One very special guest, Alan Stanz, a U.S. Navy veteran and retired U.S. Fish and Wildlife Service employee opened the ceremony with a gorgeous rendition of the national anthem on his saxophone.  Alan Stanz was the visitor services manager at the refuge when he heard about Barrel #393 two years ago. The day of the ceremony, Stanz was able to see his vision become a reality.


Former Service employee and U.S. Navy veteran, Alan Stanz, at the ribbon cutting. Stanz was instrumental in working to get the gun barrel to the refuge and was able to see his vision become a reality.
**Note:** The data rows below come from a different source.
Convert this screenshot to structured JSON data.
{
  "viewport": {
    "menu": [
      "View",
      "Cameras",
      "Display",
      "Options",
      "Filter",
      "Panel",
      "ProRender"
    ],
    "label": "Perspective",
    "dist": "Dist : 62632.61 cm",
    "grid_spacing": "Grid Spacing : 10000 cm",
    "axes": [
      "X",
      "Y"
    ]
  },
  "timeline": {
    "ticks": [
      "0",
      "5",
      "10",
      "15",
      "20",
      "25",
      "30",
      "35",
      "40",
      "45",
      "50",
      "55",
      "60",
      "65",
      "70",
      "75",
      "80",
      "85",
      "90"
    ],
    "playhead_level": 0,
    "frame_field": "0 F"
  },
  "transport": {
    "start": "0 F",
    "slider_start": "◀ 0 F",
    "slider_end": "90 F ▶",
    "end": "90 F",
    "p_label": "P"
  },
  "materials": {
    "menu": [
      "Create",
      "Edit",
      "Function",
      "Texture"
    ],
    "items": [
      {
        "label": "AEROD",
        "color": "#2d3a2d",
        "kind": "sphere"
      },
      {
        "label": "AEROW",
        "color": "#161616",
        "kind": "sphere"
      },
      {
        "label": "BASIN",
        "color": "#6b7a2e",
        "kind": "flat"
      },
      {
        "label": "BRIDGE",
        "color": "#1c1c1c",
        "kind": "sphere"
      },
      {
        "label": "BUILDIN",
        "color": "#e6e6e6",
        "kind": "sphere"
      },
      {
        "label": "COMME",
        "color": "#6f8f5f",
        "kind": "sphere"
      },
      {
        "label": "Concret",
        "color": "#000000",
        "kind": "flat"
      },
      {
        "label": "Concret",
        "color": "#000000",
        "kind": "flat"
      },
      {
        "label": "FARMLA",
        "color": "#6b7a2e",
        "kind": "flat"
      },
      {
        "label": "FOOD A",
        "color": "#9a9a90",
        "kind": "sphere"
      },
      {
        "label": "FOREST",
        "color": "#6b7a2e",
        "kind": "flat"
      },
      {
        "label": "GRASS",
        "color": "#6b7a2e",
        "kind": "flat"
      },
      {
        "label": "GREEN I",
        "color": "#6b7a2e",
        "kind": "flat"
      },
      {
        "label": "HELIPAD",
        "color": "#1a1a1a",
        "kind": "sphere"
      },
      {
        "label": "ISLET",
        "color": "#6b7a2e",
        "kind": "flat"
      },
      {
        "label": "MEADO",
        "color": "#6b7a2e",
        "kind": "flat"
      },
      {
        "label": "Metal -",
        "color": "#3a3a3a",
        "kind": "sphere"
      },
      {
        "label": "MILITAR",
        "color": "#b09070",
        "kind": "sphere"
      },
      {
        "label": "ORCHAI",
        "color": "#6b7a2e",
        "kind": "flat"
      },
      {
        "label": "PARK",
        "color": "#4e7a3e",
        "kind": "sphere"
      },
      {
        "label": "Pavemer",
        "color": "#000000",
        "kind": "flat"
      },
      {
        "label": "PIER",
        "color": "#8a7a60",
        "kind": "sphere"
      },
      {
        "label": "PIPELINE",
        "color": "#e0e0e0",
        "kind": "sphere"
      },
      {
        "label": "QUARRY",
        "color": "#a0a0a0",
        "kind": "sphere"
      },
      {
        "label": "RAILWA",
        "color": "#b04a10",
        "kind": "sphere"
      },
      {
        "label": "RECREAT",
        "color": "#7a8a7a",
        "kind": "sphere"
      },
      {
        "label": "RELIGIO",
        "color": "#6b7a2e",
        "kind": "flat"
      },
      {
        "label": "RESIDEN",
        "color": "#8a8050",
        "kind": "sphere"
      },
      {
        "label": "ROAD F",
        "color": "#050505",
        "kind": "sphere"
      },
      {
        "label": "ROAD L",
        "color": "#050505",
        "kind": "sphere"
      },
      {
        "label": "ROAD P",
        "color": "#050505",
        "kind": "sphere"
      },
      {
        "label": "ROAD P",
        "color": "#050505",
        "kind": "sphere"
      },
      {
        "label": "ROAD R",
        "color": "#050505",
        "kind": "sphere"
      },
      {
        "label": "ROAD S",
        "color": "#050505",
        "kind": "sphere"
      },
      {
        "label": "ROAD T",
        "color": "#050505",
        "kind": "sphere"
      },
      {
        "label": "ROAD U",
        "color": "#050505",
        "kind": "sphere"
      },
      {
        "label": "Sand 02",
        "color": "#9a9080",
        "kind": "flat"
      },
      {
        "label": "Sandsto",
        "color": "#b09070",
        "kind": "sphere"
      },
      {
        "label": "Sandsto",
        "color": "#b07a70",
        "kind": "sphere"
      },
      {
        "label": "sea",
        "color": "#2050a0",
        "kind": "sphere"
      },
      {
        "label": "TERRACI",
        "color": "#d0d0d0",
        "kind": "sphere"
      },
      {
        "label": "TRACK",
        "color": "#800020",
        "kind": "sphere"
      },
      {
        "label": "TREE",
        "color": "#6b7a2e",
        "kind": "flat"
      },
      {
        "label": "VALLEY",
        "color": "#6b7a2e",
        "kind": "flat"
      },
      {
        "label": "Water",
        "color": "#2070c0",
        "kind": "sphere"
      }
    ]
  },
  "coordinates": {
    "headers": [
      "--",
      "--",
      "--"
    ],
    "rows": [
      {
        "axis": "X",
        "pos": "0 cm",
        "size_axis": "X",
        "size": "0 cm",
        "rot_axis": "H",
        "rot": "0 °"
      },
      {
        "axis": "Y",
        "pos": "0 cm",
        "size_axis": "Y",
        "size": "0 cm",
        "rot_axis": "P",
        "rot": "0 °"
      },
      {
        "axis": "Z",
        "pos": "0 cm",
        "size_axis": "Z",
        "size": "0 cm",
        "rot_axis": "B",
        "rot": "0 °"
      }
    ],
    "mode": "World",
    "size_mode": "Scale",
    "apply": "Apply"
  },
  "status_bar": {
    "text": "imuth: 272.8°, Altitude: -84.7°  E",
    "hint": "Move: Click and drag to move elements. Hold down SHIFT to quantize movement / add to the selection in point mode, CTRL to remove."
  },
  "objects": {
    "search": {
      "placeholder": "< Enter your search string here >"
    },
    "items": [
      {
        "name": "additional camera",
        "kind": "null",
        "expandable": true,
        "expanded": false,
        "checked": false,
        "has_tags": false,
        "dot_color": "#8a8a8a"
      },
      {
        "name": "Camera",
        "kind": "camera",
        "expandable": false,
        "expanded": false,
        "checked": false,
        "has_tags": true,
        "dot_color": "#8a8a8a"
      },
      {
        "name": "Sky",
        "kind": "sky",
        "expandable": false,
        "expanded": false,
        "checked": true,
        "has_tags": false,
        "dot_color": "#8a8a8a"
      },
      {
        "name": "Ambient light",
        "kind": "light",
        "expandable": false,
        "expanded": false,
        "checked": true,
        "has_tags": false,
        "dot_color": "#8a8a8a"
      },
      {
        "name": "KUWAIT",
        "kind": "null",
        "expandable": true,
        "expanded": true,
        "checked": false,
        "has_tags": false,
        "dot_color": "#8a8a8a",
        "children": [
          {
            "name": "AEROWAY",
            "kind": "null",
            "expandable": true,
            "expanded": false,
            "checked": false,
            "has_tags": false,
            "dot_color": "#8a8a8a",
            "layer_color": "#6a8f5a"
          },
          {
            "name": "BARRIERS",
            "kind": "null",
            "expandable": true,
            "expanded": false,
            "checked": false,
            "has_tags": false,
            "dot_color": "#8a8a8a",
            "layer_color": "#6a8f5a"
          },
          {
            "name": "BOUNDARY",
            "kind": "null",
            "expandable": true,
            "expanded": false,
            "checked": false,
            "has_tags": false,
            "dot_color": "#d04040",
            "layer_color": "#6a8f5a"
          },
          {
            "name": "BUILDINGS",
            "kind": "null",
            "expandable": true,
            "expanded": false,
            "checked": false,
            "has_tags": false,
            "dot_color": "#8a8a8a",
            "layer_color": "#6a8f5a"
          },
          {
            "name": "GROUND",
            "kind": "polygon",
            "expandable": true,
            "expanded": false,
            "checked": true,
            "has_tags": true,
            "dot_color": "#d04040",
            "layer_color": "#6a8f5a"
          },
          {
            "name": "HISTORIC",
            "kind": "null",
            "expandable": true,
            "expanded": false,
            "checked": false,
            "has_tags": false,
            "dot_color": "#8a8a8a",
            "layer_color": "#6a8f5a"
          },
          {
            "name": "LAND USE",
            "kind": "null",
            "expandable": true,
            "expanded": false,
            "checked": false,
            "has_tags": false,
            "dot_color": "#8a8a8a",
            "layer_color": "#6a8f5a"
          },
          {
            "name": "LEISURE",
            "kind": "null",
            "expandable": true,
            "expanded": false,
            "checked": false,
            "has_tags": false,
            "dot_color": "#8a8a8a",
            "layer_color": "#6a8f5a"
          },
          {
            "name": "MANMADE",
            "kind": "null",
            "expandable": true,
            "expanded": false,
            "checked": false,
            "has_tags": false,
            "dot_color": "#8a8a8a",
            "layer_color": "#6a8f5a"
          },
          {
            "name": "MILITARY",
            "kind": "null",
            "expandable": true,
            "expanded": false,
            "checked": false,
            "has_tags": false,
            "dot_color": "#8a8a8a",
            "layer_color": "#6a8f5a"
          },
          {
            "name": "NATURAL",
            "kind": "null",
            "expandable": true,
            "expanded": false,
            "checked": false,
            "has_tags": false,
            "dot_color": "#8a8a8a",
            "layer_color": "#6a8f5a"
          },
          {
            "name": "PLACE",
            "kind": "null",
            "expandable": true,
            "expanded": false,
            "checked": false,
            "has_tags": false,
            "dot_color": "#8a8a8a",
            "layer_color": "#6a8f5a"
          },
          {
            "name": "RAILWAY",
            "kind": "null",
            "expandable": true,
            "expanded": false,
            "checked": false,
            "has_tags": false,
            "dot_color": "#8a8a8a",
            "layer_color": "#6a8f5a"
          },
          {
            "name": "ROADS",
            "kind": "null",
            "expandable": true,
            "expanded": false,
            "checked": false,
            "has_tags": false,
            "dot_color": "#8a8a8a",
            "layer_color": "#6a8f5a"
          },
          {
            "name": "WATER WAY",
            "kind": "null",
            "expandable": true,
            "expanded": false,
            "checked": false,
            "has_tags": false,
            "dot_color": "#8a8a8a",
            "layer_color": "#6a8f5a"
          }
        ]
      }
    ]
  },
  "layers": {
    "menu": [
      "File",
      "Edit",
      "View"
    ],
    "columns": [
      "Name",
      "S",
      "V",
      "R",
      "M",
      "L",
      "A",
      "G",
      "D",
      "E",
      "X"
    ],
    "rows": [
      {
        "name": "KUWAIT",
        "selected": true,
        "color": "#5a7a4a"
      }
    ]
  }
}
Credit: USFWS

We may be reminded on the refuge that sanctuary has not always been an option.  The soldiers who gave their lives fought in places of terror and chaos, where jungles, deserts and seas have been battlegrounds in the pursuit of peace.

As Barrel #393 has found a home on this National Wildlife Refuge, may the veterans returning from war also find tranquility on refuges throughout the nation where they can breathe in the beauty of our nation and feel the freedom they have risked their lives to provide.  May the memories of fallen soldiers come to life for future visitors to the Eastern Shore of Virginia National Wildlife Refuge.  Just as we pause and listen for the call of a songbird in the canopy, we also pause to give thanks to those who fought for places like this.

Submitted by Jennifer Lewis, visitor services specialist at the Eastern Shore of Virginia National Wildlife Refuge